But okay, does Zemo have Black friends? He also dismisses Sam’s frustration with his disguise, saying, “Only an American would think a well-dressed Black man looks like a pimp.” I…WHAT? Does Zemo listen to Solange? Unfortunately, that aspect of his personality falls to the wayside as [sigh] they try to make a deal with Selby, a British woman who has the intel they need. I’m sorry, this scene just read as “James Bond references without the verve and humor” to me. After Selby is murdered, Sharon’s reintroduction to our characters even feels like a failure of writing. In fact, this whole episode has some strange characterization.
I feel like that’s the biggest problem with “Power Broker.” Even little moments, like Walker yelling to the café owner in Germany “Do you know who I am?” while Karli kills several people with a car bomb with a real blasé attitude, feel extremely out of sync with last week’s episode.
Finally, the worst aspect of the episode is how it leaves the best part of the show in the lurch. Sam and Bucky barely speak to each other or check in with their plans. Sam does ask Bucky several times if he’s okay, but Bucky does not seem to even know how to reply. And when Bucky asks him, Sam tells him he is overwhelmed by the people that have been caught in the crossfire—Sharon and Isaiah, especially.
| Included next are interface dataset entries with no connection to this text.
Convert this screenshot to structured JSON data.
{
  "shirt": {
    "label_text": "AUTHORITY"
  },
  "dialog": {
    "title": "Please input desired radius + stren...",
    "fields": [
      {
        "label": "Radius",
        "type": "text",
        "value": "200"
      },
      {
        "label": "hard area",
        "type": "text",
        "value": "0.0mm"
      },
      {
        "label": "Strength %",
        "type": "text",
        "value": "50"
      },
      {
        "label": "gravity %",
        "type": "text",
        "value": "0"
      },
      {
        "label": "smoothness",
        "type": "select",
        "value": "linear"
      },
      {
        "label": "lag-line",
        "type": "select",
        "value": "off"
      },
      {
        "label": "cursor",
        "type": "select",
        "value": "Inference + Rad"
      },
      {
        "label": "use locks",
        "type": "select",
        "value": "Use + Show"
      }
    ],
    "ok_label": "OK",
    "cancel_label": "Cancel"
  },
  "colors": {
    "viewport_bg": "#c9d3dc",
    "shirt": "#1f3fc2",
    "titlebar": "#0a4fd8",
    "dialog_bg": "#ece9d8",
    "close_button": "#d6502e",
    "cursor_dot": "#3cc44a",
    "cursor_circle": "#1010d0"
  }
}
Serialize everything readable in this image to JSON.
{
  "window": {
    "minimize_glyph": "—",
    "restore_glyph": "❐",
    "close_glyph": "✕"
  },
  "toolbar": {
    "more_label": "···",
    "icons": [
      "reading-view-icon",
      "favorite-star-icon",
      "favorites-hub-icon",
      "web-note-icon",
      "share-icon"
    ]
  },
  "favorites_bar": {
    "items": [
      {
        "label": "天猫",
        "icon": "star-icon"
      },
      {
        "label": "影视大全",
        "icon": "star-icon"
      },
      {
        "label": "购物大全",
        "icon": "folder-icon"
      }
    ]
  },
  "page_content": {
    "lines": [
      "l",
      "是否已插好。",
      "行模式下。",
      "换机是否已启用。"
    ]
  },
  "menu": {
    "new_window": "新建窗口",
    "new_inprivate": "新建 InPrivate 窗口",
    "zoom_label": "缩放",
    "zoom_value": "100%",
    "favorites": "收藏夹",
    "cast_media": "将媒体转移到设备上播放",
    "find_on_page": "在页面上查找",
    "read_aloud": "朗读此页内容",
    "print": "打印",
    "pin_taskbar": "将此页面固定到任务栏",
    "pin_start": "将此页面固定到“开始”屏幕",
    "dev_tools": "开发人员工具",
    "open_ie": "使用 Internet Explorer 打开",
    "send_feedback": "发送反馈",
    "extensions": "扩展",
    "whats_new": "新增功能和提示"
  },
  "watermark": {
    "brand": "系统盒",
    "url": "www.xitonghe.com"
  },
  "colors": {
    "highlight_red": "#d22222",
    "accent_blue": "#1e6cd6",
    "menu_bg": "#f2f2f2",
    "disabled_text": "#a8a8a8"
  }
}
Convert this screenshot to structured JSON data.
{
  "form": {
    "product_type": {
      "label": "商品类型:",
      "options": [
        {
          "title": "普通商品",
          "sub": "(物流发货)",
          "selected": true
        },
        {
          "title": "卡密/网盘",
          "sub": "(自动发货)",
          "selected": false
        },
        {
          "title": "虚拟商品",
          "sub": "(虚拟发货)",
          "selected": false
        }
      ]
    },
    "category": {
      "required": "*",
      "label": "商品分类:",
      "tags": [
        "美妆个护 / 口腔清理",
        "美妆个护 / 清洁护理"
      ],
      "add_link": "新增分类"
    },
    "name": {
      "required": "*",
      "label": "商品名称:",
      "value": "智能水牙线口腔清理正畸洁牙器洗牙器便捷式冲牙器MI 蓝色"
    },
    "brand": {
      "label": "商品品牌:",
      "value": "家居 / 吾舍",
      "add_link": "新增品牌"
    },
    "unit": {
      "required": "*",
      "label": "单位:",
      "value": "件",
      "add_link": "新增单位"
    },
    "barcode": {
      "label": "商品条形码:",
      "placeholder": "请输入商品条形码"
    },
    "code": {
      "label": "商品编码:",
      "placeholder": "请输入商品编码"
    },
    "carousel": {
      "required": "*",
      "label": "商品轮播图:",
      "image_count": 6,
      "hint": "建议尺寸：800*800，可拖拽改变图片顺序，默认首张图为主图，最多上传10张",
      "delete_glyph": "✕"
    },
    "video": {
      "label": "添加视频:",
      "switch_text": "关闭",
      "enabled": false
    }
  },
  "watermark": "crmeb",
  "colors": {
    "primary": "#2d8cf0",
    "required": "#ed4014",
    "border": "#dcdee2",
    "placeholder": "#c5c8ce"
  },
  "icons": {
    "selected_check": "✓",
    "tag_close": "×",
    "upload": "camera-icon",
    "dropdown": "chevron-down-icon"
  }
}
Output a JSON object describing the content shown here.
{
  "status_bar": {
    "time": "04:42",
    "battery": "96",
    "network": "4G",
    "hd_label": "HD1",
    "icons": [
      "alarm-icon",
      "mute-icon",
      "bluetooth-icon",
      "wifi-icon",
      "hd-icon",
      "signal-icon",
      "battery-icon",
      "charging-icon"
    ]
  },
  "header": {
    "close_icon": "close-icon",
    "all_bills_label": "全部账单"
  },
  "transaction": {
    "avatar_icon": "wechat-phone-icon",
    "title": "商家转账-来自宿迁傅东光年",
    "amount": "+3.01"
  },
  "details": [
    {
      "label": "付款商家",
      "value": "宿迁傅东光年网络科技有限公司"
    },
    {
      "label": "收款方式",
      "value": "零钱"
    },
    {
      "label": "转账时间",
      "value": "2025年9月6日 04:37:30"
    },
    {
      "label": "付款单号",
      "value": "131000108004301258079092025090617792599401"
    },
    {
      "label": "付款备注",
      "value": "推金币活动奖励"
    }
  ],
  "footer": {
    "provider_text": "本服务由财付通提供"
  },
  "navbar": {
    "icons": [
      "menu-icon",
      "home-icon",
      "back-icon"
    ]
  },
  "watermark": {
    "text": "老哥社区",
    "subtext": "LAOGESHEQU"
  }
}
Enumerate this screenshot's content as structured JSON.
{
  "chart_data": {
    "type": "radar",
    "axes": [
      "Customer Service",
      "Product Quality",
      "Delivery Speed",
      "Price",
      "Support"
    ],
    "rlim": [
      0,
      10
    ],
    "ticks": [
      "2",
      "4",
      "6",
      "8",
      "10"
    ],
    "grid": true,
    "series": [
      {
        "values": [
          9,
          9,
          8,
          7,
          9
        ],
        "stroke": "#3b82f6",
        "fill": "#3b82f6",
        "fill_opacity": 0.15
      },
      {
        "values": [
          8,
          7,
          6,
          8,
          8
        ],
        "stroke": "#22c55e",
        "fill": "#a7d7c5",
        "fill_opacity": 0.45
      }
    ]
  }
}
And while he does take back his decision to give up the shield, he feels more that he should’ve destroyed it.
- I’m pretty sure, thanks to Sam’s call with Sarah, that this and the past two episodes all pass the Blackdel test, the Black version of the Bechdel test. (They also just pass the “DuVernay test.”)
- Even the club scene is disappointing. They leave the next day acting like they partied hard, but Sam and Bucky just stood around awkwardly! Zemo does a little dance, but I just do not see why they couldn’t go all out and gift us with the MCU equivalent of this scene from Parks And Recreation.
- The scene with Nagel reminded me of this scene from The Man from UNCLE, except, of course, the latter was better. Nagel seemed to be channeling Jesse Eisenberg’s Lex Luthor from Batman V. Superman: Dawn Of Justice.
- I did love Sharon’s fight scenes—her use of knife throwing in gunfights mirrors Steve at his best. Bucky was also in fine form when returning as the Winter Soldier.
- I half-expected Zemo to leave them in the lurch. I really expected him to be putting Sam on with that snake cocktail, or even have poisoned the food he so kindly serves Sam and Bucky. WHO is this guy?
- When they hang out with Sharon in her amazing apartment (I believe?), Bucky says, “She’s kind of awful now,” lying to himself because he knows he won’t ever be this cool in his life, not even if he’s alive for another 100 years.
- Sam’s awkward phone call also just falls flat as a device for humor? Suspense? I was more trying to puzzle out why he brought his phone at all, much less why he couldn’t put it on Airplane Mode.
- I wonder if Sharon killed Selby. I figure she’s not working for the Power Broker, but I’m curious where her loyalties lie now.